Railroad strike looms over holidays after major union rejects deal
An influential railroad worker union rejected a Biden-brokered labor deal Monday morning, raising the prospect of a strike before the holidays.
Why it matters: The deal's failure is a setback for the White House, which brokered and sold it as a big win in September.
Driving the news: SMART Transportation Division, the union that represents rail conductors, voted against the deal. The rail workers can strike after Dec. 9 if the two sides don't reach an agreement.
- After that date, a strike could happen at any moment — unless lawmakers step in to implement a cooling-off period or even force the workers to accept a deal.
- "Our expectation is that no matter what happens, Congress is still going to need to step in," said Scott Jensen, director of issue communications, at the American Chemistry Council. It's one of many trade groups sounding alarms about the possibility of a shutdown.
Between the lines: The contract was brokered by union leadership and they had a tough time selling the deal to rank-and-file members, many of whom are incredibly angry about how they've been treated in recent years — particularly during the pandemic.
- Union leaders trying to sell the deal to members have gotten a lot more blowback than they were expecting, in part due to a worker group — unaffiliated with these organized unions — that's been pushing hard against the deal.

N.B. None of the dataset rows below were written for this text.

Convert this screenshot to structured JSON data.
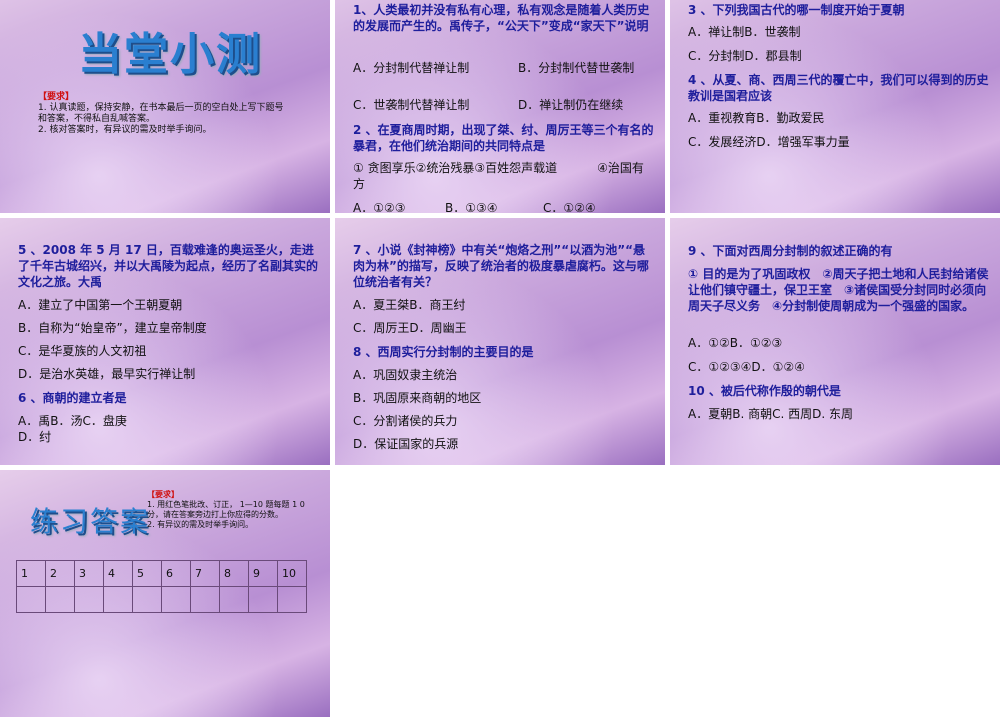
{
  "slides": [
    {
      "title": "当堂小测",
      "req_label": "【要求】",
      "req_lines": [
        "1. 认真读题，保持安静，在书本最后一页的空白处上写下题号和答案，不得私自乱喊答案。",
        "2. 核对答案时，有异议的需及时举手询问。"
      ]
    },
    {
      "q1": "1、人类最初并没有私有心理，私有观念是随着人类历史的发展而产生的。禹传子，“公天下”变成“家天下”说明",
      "q1_opts": [
        "A．分封制代替禅让制",
        "B．分封制代替世袭制",
        "C．世袭制代替禅让制",
        "D．禅让制仍在继续"
      ],
      "q2": "2 、在夏商周时期，出现了桀、纣、周厉王等三个有名的暴君，在他们统治期间的共同特点是",
      "q2_items": [
        "① 贪图享乐",
        "②统治残暴",
        "③百姓怨声载道",
        "④治国有方"
      ],
      "q2_opts": [
        "A．①②③",
        "B．①③④",
        "C．①②④"
      ]
    },
    {
      "q3": "3 、下列我国古代的哪一制度开始于夏朝",
      "q3_opts": [
        "A．禅让制",
        "B．世袭制",
        "C．分封制",
        "D．郡县制"
      ],
      "q4": "4 、从夏、商、西周三代的覆亡中，我们可以得到的历史教训是国君应该",
      "q4_opts": [
        "A．重视教育",
        "B．勤政爱民",
        "C．发展经济",
        "D．增强军事力量"
      ]
    },
    {
      "q5": "5 、2008 年 5 月 17 日，百载难逢的奥运圣火，走进了千年古城绍兴，并以大禹陵为起点，经历了名副其实的文化之旅。大禹",
      "q5_opts": [
        "A．建立了中国第一个王朝夏朝",
        "B．自称为“始皇帝”，建立皇帝制度",
        "C．是华夏族的人文初祖",
        "D．是治水英雄，最早实行禅让制"
      ],
      "q6": "6 、商朝的建立者是",
      "q6_opts": [
        "A．禹",
        "B．汤",
        "C．盘庚",
        "D．纣"
      ]
    },
    {
      "q7": "7 、小说《封神榜》中有关“炮烙之刑”“以酒为池”“悬肉为林”的描写，反映了统治者的极度暴虐腐朽。这与哪位统治者有关？",
      "q7_opts": [
        "A．夏王桀",
        "B．商王纣",
        "C．周厉王",
        "D．周幽王"
      ],
      "q8": "8 、西周实行分封制的主要目的是",
      "q8_opts": [
        "A．巩固奴隶主统治",
        "B．巩固原来商朝的地区",
        "C．分割诸侯的兵力",
        "D．保证国家的兵源"
      ]
    },
    {
      "q9": "9 、下面对西周分封制的叙述正确的有",
      "q9_items": "① 目的是为了巩固政权　②周天子把土地和人民封给诸侯让他们镇守疆土，保卫王室　③诸侯国受分封同时必须向周天子尽义务　④分封制使周朝成为一个强盛的国家。",
      "q9_opts": [
        "A．①②",
        "B．①②③",
        "C．①②③④",
        "D．①②④"
      ],
      "q10": "10 、被后代称作殷的朝代是",
      "q10_opts": [
        "A．夏朝",
        "B. 商朝",
        "C. 西周",
        "D. 东周"
      ]
    },
    {
      "title": "练习答案",
      "req_label": "【要求】",
      "req_lines": [
        "1. 用红色笔批改、订正， 1—10 题每题 1 0 分，请在答案旁边打上你应得的分数。",
        "2. 有异议的需及时举手询问。"
      ],
      "table_header": [
        "1",
        "2",
        "3",
        "4",
        "5",
        "6",
        "7",
        "8",
        "9",
        "10"
      ]
    }
  ]
}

- Unlike in a lot of labor deals, pay isn't the main sticking point. It's work-life benefits — particularly sick leave.
- "We were somewhat surprised," when members voted no, said Peter Kennedy, director of strategic coordination research at BMWED, the third-largest union, which voted down the contract in October.
- "This is the best pay package I've seen in my career," said Kennedy, a near-20-year rail veteran. "If employees are willing to vote that down because of the lack of paid sick time, that tells you something."
The big picture: Any disruption to freight rail service would be a blow to the supply chain recovery and the economy.
- A long-lasting strike — not an impossibility — could even tip the country into recession, according to the Chemistry Council. The group projects that a month-long strike would pull close to $160 billion out of the economy, and lead to a 1% decline in GDP.
More possible and also worrying: As the December deadline creeps closer, the freight rail companies will start shutting down certain shipments — of hazardous chemicals, say — ahead of a potential strike.
- For example, in the run-up to the labor deal brokered in September, the rail companies stopped shipments of all hazardous chemicals — that meant a drop of nearly 2,000 carloads of chemical shipments for just one week in September.
- Those chemicals find their way into some critical everyday necessities — chlorine, used to keep drinking water clean, as well as ethanol and ammonia, used for fertilizer.
What to watch: Businesses are prepping for disruptions, says Jess Dankert, vice president of supply chain for the Retail Industry Leaders Association. That's when you'll start seeing cargo get backed up at the ports, for example.
- One reassuring note: Retailers are stocked for the holidays, she says. "We will still have Christmas this year."
Editor's note: This article has been updated with new details throughout.